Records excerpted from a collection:
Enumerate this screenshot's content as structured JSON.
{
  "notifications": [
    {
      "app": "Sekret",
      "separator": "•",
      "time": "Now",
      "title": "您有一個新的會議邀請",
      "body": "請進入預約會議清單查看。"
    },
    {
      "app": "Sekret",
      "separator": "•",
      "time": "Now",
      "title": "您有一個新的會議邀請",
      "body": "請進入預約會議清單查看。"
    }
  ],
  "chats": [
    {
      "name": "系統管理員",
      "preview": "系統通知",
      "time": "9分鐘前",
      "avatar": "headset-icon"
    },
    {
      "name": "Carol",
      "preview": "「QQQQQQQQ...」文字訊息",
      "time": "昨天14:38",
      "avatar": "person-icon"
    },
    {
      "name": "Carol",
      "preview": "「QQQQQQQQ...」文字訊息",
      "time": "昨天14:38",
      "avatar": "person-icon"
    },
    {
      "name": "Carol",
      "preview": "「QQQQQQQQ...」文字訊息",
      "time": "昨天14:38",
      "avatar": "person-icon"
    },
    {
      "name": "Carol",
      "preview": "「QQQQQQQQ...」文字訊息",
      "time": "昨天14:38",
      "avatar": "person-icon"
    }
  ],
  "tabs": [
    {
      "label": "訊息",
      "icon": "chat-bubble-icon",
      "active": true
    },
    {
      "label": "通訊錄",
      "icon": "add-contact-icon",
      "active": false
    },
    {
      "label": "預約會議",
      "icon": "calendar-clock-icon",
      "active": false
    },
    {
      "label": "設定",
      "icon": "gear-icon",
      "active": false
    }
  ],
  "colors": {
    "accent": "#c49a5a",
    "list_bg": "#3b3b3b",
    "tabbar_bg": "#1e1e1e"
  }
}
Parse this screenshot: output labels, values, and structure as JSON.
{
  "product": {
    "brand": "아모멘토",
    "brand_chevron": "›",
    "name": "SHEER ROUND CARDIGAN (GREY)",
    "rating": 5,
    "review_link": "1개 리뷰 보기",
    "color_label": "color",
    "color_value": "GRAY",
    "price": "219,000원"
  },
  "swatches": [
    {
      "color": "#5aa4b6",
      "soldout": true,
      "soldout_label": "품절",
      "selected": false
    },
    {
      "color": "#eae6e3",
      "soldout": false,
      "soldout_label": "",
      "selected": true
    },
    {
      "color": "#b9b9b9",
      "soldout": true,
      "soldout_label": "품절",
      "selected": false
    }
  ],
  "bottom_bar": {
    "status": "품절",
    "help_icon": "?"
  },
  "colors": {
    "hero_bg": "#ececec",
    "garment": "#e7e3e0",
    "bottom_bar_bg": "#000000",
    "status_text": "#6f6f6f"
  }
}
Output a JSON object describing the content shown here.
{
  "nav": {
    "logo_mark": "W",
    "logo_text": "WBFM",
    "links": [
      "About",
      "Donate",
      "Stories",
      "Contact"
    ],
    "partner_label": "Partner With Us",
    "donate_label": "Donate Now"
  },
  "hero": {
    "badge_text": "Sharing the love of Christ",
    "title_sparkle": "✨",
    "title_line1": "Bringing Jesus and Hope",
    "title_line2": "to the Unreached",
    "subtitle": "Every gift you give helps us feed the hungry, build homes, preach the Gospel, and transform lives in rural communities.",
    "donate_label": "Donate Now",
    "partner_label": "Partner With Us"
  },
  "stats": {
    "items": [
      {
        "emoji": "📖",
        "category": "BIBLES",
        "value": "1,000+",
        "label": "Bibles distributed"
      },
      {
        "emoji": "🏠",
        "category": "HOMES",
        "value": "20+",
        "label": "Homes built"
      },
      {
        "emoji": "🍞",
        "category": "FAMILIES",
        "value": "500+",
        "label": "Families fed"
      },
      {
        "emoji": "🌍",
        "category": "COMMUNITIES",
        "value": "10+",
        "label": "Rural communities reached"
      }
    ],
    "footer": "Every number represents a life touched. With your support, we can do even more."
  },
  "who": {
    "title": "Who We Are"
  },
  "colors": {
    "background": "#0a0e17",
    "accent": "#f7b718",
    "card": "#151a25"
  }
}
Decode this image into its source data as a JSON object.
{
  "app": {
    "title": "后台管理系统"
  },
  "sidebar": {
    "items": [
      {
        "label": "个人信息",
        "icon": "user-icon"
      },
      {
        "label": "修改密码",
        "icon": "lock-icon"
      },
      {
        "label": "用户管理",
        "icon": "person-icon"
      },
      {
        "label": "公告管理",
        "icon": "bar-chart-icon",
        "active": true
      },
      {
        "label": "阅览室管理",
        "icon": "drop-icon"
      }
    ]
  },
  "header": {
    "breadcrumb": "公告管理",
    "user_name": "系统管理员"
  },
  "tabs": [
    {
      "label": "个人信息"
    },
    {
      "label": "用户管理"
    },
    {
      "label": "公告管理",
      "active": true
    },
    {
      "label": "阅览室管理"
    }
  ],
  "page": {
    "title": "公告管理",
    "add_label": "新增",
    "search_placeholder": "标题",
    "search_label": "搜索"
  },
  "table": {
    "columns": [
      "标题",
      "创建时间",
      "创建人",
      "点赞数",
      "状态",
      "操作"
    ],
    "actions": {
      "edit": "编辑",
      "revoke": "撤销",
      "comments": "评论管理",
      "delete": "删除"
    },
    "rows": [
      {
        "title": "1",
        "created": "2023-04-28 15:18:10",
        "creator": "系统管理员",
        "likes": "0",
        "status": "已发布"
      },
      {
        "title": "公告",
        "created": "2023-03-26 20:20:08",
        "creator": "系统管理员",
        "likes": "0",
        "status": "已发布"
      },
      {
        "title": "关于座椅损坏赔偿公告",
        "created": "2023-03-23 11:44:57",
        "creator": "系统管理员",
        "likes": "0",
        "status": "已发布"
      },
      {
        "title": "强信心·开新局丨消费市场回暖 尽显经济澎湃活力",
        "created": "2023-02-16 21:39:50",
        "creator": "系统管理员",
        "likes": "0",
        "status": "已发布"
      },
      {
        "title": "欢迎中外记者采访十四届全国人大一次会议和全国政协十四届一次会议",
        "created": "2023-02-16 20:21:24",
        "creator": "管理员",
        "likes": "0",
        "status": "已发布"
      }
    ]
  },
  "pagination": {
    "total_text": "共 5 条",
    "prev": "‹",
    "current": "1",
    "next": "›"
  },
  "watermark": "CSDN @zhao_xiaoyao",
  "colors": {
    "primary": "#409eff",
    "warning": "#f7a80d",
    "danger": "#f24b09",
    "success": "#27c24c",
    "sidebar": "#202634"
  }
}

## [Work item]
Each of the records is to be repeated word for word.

## [Task solution]
Enumerate this screenshot's content as structured JSON.
{
  "notifications": [
    {
      "app": "Sekret",
      "separator": "•",
      "time": "Now",
      "title": "您有一個新的會議邀請",
      "body": "請進入預約會議清單查看。"
    },
    {
      "app": "Sekret",
      "separator": "•",
      "time": "Now",
      "title": "您有一個新的會議邀請",
      "body": "請進入預約會議清單查看。"
    }
  ],
  "chats": [
    {
      "name": "系統管理員",
      "preview": "系統通知",
      "time": "9分鐘前",
      "avatar": "headset-icon"
    },
    {
      "name": "Carol",
      "preview": "「QQQQQQQQ...」文字訊息",
      "time": "昨天14:38",
      "avatar": "person-icon"
    },
    {
      "name": "Carol",
      "preview": "「QQQQQQQQ...」文字訊息",
      "time": "昨天14:38",
      "avatar": "person-icon"
    },
    {
      "name": "Carol",
      "preview": "「QQQQQQQQ...」文字訊息",
      "time": "昨天14:38",
      "avatar": "person-icon"
    },
    {
      "name": "Carol",
      "preview": "「QQQQQQQQ...」文字訊息",
      "time": "昨天14:38",
      "avatar": "person-icon"
    }
  ],
  "tabs": [
    {
      "label": "訊息",
      "icon": "chat-bubble-icon",
      "active": true
    },
    {
      "label": "通訊錄",
      "icon": "add-contact-icon",
      "active": false
    },
    {
      "label": "預約會議",
      "icon": "calendar-clock-icon",
      "active": false
    },
    {
      "label": "設定",
      "icon": "gear-icon",
      "active": false
    }
  ],
  "colors": {
    "accent": "#c49a5a",
    "list_bg": "#3b3b3b",
    "tabbar_bg": "#1e1e1e"
  }
}
Parse this screenshot: output labels, values, and structure as JSON.
{
  "product": {
    "brand": "아모멘토",
    "brand_chevron": "›",
    "name": "SHEER ROUND CARDIGAN (GREY)",
    "rating": 5,
    "review_link": "1개 리뷰 보기",
    "color_label": "color",
    "color_value": "GRAY",
    "price": "219,000원"
  },
  "swatches": [
    {
      "color": "#5aa4b6",
      "soldout": true,
      "soldout_label": "품절",
      "selected": false
    },
    {
      "color": "#eae6e3",
      "soldout": false,
      "soldout_label": "",
      "selected": true
    },
    {
      "color": "#b9b9b9",
      "soldout": true,
      "soldout_label": "품절",
      "selected": false
    }
  ],
  "bottom_bar": {
    "status": "품절",
    "help_icon": "?"
  },
  "colors": {
    "hero_bg": "#ececec",
    "garment": "#e7e3e0",
    "bottom_bar_bg": "#000000",
    "status_text": "#6f6f6f"
  }
}
Output a JSON object describing the content shown here.
{
  "nav": {
    "logo_mark": "W",
    "logo_text": "WBFM",
    "links": [
      "About",
      "Donate",
      "Stories",
      "Contact"
    ],
    "partner_label": "Partner With Us",
    "donate_label": "Donate Now"
  },
  "hero": {
    "badge_text": "Sharing the love of Christ",
    "title_sparkle": "✨",
    "title_line1": "Bringing Jesus and Hope",
    "title_line2": "to the Unreached",
    "subtitle": "Every gift you give helps us feed the hungry, build homes, preach the Gospel, and transform lives in rural communities.",
    "donate_label": "Donate Now",
    "partner_label": "Partner With Us"
  },
  "stats": {
    "items": [
      {
        "emoji": "📖",
        "category": "BIBLES",
        "value": "1,000+",
        "label": "Bibles distributed"
      },
      {
        "emoji": "🏠",
        "category": "HOMES",
        "value": "20+",
        "label": "Homes built"
      },
      {
        "emoji": "🍞",
        "category": "FAMILIES",
        "value": "500+",
        "label": "Families fed"
      },
      {
        "emoji": "🌍",
        "category": "COMMUNITIES",
        "value": "10+",
        "label": "Rural communities reached"
      }
    ],
    "footer": "Every number represents a life touched. With your support, we can do even more."
  },
  "who": {
    "title": "Who We Are"
  },
  "colors": {
    "background": "#0a0e17",
    "accent": "#f7b718",
    "card": "#151a25"
  }
}
Decode this image into its source data as a JSON object.
{
  "app": {
    "title": "后台管理系统"
  },
  "sidebar": {
    "items": [
      {
        "label": "个人信息",
        "icon": "user-icon"
      },
      {
        "label": "修改密码",
        "icon": "lock-icon"
      },
      {
        "label": "用户管理",
        "icon": "person-icon"
      },
      {
        "label": "公告管理",
        "icon": "bar-chart-icon",
        "active": true
      },
      {
        "label": "阅览室管理",
        "icon": "drop-icon"
      }
    ]
  },
  "header": {
    "breadcrumb": "公告管理",
    "user_name": "系统管理员"
  },
  "tabs": [
    {
      "label": "个人信息"
    },
    {
      "label": "用户管理"
    },
    {
      "label": "公告管理",
      "active": true
    },
    {
      "label": "阅览室管理"
    }
  ],
  "page": {
    "title": "公告管理",
    "add_label": "新增",
    "search_placeholder": "标题",
    "search_label": "搜索"
  },
  "table": {
    "columns": [
      "标题",
      "创建时间",
      "创建人",
      "点赞数",
      "状态",
      "操作"
    ],
    "actions": {
      "edit": "编辑",
      "revoke": "撤销",
      "comments": "评论管理",
      "delete": "删除"
    },
    "rows": [
      {
        "title": "1",
        "created": "2023-04-28 15:18:10",
        "creator": "系统管理员",
        "likes": "0",
        "status": "已发布"
      },
      {
        "title": "公告",
        "created": "2023-03-26 20:20:08",
        "creator": "系统管理员",
        "likes": "0",
        "status": "已发布"
      },
      {
        "title": "关于座椅损坏赔偿公告",
        "created": "2023-03-23 11:44:57",
        "creator": "系统管理员",
        "likes": "0",
        "status": "已发布"
      },
      {
        "title": "强信心·开新局丨消费市场回暖 尽显经济澎湃活力",
        "created": "2023-02-16 21:39:50",
        "creator": "系统管理员",
        "likes": "0",
        "status": "已发布"
      },
      {
        "title": "欢迎中外记者采访十四届全国人大一次会议和全国政协十四届一次会议",
        "created": "2023-02-16 20:21:24",
        "creator": "管理员",
        "likes": "0",
        "status": "已发布"
      }
    ]
  },
  "pagination": {
    "total_text": "共 5 条",
    "prev": "‹",
    "current": "1",
    "next": "›"
  },
  "watermark": "CSDN @zhao_xiaoyao",
  "colors": {
    "primary": "#409eff",
    "warning": "#f7a80d",
    "danger": "#f24b09",
    "success": "#27c24c",
    "sidebar": "#202634"
  }
}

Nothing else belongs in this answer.